Source information Start Marker
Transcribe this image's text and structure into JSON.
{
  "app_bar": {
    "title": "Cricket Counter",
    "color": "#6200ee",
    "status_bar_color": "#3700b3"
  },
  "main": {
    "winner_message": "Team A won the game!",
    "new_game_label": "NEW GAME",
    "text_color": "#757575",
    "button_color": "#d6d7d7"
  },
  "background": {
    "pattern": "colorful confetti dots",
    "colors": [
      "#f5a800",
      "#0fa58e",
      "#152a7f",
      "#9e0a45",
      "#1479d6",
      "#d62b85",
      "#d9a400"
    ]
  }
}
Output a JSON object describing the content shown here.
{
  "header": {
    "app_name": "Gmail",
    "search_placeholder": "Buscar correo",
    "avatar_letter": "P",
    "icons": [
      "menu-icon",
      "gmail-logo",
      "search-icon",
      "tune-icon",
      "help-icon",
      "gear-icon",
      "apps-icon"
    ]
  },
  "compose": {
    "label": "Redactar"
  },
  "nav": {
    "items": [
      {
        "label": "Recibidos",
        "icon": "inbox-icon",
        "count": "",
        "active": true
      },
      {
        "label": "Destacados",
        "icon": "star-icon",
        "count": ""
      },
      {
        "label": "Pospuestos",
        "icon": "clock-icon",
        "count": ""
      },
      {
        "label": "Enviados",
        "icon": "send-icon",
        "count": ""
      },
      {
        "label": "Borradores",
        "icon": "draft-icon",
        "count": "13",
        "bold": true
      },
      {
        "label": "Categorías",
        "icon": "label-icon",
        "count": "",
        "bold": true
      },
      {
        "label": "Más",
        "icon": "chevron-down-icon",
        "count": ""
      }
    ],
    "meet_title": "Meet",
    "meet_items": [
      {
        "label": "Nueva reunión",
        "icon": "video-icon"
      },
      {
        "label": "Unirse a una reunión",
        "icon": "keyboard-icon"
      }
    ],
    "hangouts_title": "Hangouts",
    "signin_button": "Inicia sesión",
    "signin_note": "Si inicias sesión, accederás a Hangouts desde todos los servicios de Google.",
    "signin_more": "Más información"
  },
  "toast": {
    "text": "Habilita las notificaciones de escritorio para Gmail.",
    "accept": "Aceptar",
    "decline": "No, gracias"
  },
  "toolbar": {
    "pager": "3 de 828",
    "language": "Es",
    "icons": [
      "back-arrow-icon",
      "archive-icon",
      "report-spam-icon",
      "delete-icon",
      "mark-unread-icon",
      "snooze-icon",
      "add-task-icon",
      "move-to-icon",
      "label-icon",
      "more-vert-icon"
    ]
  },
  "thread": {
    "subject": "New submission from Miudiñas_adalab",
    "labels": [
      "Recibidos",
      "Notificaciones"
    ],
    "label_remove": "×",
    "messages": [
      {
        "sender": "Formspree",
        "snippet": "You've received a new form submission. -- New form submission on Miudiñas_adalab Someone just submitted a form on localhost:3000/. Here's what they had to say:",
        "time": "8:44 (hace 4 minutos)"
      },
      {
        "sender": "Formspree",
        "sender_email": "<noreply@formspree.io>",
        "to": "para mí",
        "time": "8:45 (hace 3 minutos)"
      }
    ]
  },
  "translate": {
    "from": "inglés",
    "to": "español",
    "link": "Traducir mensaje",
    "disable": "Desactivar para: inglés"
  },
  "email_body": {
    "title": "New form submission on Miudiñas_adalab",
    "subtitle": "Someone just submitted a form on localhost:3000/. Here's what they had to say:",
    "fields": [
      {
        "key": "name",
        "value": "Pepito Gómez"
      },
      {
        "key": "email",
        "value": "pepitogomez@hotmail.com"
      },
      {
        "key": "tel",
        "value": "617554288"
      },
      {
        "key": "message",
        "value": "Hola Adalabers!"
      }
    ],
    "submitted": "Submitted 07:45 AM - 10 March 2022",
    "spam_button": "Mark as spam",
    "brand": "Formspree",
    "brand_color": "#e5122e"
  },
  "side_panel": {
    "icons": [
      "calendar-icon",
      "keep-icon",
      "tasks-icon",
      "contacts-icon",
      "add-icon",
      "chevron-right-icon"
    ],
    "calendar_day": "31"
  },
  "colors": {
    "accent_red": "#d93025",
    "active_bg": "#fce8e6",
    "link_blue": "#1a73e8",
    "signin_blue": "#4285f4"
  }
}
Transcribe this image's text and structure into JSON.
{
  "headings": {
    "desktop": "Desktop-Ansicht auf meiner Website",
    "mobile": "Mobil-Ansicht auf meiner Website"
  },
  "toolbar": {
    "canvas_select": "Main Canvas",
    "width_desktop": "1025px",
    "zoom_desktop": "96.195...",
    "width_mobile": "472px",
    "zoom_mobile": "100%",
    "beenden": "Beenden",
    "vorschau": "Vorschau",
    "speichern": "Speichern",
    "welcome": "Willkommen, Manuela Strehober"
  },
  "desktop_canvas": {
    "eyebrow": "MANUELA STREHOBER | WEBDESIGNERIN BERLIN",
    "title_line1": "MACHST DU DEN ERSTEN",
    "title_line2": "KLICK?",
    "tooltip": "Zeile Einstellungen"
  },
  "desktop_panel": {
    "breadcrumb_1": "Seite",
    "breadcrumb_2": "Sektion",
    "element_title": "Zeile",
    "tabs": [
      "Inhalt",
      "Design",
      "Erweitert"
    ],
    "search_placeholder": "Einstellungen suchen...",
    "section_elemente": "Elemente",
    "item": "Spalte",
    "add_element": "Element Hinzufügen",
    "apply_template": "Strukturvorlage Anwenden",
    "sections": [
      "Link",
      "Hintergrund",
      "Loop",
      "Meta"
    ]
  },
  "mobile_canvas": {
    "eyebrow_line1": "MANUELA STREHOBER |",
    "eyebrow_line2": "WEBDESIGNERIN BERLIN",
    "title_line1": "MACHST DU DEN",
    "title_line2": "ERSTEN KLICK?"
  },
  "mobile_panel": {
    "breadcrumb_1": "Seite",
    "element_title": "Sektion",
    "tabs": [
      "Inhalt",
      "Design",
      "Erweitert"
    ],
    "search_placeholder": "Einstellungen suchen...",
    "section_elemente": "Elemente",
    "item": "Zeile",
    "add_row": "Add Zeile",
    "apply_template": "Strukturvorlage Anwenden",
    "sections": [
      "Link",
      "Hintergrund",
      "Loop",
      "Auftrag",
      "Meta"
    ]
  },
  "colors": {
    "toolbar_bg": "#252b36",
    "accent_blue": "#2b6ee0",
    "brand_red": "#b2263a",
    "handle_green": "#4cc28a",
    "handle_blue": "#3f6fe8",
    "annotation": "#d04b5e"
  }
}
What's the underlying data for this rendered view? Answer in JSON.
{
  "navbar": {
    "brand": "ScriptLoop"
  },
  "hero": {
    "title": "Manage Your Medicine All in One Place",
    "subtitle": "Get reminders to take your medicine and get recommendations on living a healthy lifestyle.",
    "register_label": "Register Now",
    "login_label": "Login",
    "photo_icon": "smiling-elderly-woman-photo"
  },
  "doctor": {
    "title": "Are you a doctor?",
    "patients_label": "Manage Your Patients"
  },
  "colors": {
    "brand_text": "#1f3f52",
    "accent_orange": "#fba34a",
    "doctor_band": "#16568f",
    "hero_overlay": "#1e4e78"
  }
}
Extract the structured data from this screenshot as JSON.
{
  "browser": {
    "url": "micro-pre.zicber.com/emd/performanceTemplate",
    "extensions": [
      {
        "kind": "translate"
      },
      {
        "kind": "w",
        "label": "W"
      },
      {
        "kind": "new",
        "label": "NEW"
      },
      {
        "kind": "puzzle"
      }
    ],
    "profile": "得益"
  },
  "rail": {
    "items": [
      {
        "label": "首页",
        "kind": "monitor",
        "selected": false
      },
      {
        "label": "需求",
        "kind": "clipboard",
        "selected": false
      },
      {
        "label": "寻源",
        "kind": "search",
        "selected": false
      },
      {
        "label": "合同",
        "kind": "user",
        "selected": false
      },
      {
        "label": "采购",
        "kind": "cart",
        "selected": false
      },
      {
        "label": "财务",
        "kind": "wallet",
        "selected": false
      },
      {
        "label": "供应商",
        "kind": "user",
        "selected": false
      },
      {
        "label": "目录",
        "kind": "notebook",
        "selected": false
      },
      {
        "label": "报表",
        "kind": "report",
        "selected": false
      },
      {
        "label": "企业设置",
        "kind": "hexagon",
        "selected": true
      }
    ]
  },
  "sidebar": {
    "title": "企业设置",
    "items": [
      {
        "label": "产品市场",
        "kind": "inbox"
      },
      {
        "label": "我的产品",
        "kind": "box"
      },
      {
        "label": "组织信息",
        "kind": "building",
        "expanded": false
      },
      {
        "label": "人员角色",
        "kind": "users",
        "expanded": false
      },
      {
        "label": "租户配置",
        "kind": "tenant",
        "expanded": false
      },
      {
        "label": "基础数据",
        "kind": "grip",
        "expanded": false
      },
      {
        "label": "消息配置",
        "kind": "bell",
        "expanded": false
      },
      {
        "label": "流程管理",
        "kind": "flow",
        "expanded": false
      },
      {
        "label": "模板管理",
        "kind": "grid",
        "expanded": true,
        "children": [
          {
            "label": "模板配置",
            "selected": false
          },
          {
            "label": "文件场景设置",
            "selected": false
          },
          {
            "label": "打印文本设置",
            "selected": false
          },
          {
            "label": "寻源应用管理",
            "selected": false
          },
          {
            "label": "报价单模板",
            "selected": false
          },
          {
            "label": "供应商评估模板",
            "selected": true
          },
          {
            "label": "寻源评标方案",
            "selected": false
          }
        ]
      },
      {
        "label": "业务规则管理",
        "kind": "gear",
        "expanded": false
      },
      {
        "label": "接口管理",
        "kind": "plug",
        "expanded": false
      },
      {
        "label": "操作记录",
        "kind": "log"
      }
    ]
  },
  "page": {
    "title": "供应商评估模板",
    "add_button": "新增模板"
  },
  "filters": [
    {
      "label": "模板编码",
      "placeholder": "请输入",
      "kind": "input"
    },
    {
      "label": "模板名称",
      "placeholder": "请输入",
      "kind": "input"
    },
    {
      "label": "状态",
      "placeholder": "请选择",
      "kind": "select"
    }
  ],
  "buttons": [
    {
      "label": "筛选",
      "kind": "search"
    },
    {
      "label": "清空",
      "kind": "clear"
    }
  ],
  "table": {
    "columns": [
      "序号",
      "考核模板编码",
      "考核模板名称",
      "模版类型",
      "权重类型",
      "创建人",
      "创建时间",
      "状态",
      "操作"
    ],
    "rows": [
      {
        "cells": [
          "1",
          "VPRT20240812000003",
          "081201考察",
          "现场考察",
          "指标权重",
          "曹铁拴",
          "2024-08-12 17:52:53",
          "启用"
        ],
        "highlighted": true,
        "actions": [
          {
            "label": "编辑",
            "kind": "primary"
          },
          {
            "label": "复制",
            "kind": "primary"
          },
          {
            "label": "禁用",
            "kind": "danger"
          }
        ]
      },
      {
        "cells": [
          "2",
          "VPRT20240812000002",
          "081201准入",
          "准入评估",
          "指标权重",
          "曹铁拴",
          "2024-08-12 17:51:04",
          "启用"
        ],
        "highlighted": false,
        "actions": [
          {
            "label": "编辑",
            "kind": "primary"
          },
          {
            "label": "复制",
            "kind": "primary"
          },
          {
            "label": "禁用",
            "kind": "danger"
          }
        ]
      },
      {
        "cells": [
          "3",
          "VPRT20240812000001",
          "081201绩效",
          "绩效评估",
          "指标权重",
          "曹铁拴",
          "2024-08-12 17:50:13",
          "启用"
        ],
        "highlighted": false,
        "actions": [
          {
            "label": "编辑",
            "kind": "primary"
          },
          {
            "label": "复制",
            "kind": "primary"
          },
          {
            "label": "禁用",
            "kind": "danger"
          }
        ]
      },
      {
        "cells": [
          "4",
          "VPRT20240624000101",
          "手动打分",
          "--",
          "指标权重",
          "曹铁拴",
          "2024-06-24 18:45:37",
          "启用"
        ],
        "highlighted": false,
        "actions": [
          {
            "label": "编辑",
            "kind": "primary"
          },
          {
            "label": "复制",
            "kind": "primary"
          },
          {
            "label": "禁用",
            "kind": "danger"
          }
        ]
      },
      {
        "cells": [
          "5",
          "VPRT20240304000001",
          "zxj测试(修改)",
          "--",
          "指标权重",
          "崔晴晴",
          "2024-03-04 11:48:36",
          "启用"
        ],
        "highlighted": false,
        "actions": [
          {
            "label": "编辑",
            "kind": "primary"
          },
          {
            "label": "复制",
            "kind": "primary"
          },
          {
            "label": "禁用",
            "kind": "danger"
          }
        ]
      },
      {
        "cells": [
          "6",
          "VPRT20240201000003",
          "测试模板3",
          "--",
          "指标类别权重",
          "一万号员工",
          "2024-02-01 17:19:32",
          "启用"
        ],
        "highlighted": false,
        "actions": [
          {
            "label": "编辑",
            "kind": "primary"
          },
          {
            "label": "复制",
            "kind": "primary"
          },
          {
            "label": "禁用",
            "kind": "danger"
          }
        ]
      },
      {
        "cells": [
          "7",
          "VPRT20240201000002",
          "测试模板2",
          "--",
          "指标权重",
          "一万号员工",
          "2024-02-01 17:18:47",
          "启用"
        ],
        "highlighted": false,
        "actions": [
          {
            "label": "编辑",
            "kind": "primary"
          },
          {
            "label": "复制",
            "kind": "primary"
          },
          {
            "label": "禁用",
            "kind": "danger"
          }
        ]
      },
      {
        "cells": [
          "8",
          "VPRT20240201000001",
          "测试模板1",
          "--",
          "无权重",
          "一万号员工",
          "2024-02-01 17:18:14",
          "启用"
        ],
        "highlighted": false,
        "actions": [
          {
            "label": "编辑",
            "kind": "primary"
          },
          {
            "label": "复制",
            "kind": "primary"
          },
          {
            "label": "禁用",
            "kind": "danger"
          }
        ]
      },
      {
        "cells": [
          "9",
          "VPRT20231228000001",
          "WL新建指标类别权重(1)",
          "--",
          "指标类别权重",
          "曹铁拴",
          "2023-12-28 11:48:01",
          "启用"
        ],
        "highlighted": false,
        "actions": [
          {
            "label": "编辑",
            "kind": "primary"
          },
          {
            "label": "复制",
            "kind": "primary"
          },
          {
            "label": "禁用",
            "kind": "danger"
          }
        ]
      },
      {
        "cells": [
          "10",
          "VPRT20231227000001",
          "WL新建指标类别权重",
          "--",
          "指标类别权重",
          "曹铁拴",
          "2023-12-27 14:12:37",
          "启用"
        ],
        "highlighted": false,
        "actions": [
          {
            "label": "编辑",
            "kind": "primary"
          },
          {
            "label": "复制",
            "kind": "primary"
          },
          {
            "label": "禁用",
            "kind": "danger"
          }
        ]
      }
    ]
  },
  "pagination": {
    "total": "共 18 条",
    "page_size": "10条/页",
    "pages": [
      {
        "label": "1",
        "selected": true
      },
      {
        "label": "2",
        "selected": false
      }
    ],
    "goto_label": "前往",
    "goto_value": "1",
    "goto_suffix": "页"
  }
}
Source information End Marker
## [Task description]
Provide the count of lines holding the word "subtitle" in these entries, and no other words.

## [Exercise result]
2